**Problem**.
Repeat the data exactly as it appears.

[Interface dataset entries]
□ □ □ □

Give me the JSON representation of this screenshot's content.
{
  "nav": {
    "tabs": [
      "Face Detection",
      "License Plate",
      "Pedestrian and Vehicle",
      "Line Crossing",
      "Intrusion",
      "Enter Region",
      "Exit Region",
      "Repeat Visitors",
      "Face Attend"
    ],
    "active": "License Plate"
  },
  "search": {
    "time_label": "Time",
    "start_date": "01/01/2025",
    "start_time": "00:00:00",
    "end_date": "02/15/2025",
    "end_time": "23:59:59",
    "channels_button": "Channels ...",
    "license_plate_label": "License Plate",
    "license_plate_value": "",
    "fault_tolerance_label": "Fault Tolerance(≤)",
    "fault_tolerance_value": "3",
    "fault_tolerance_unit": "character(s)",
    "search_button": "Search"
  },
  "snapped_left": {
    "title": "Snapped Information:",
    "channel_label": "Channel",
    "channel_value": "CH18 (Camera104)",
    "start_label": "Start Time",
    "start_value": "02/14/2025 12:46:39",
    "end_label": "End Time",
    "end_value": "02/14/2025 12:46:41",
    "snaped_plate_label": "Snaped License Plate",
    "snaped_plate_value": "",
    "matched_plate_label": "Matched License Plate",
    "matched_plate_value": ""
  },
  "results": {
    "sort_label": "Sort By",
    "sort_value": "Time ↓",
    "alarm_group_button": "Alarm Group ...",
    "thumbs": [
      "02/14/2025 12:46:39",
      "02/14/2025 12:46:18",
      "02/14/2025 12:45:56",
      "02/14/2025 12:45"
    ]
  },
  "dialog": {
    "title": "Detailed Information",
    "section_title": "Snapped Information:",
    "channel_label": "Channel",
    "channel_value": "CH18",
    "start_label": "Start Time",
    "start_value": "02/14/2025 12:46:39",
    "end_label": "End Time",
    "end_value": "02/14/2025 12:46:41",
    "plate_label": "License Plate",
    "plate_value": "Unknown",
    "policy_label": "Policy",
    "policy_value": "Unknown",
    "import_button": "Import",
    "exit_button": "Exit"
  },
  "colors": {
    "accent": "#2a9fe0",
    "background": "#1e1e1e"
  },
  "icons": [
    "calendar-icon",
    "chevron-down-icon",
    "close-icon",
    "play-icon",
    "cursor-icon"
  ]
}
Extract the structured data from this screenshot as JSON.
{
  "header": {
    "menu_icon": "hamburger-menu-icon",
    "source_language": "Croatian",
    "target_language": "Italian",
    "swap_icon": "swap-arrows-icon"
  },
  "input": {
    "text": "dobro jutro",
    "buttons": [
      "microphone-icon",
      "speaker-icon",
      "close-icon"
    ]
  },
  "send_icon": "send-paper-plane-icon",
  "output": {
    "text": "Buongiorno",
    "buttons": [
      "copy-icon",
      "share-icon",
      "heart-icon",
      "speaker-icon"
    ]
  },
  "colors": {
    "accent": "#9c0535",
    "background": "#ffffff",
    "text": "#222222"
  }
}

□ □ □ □

**Solution for this task**.
Give me the JSON representation of this screenshot's content.
{
  "nav": {
    "tabs": [
      "Face Detection",
      "License Plate",
      "Pedestrian and Vehicle",
      "Line Crossing",
      "Intrusion",
      "Enter Region",
      "Exit Region",
      "Repeat Visitors",
      "Face Attend"
    ],
    "active": "License Plate"
  },
  "search": {
    "time_label": "Time",
    "start_date": "01/01/2025",
    "start_time": "00:00:00",
    "end_date": "02/15/2025",
    "end_time": "23:59:59",
    "channels_button": "Channels ...",
    "license_plate_label": "License Plate",
    "license_plate_value": "",
    "fault_tolerance_label": "Fault Tolerance(≤)",
    "fault_tolerance_value": "3",
    "fault_tolerance_unit": "character(s)",
    "search_button": "Search"
  },
  "snapped_left": {
    "title": "Snapped Information:",
    "channel_label": "Channel",
    "channel_value": "CH18 (Camera104)",
    "start_label": "Start Time",
    "start_value": "02/14/2025 12:46:39",
    "end_label": "End Time",
    "end_value": "02/14/2025 12:46:41",
    "snaped_plate_label": "Snaped License Plate",
    "snaped_plate_value": "",
    "matched_plate_label": "Matched License Plate",
    "matched_plate_value": ""
  },
  "results": {
    "sort_label": "Sort By",
    "sort_value": "Time ↓",
    "alarm_group_button": "Alarm Group ...",
    "thumbs": [
      "02/14/2025 12:46:39",
      "02/14/2025 12:46:18",
      "02/14/2025 12:45:56",
      "02/14/2025 12:45"
    ]
  },
  "dialog": {
    "title": "Detailed Information",
    "section_title": "Snapped Information:",
    "channel_label": "Channel",
    "channel_value": "CH18",
    "start_label": "Start Time",
    "start_value": "02/14/2025 12:46:39",
    "end_label": "End Time",
    "end_value": "02/14/2025 12:46:41",
    "plate_label": "License Plate",
    "plate_value": "Unknown",
    "policy_label": "Policy",
    "policy_value": "Unknown",
    "import_button": "Import",
    "exit_button": "Exit"
  },
  "colors": {
    "accent": "#2a9fe0",
    "background": "#1e1e1e"
  },
  "icons": [
    "calendar-icon",
    "chevron-down-icon",
    "close-icon",
    "play-icon",
    "cursor-icon"
  ]
}
Extract the structured data from this screenshot as JSON.
{
  "header": {
    "menu_icon": "hamburger-menu-icon",
    "source_language": "Croatian",
    "target_language": "Italian",
    "swap_icon": "swap-arrows-icon"
  },
  "input": {
    "text": "dobro jutro",
    "buttons": [
      "microphone-icon",
      "speaker-icon",
      "close-icon"
    ]
  },
  "send_icon": "send-paper-plane-icon",
  "output": {
    "text": "Buongiorno",
    "buttons": [
      "copy-icon",
      "share-icon",
      "heart-icon",
      "speaker-icon"
    ]
  },
  "colors": {
    "accent": "#9c0535",
    "background": "#ffffff",
    "text": "#222222"
  }
}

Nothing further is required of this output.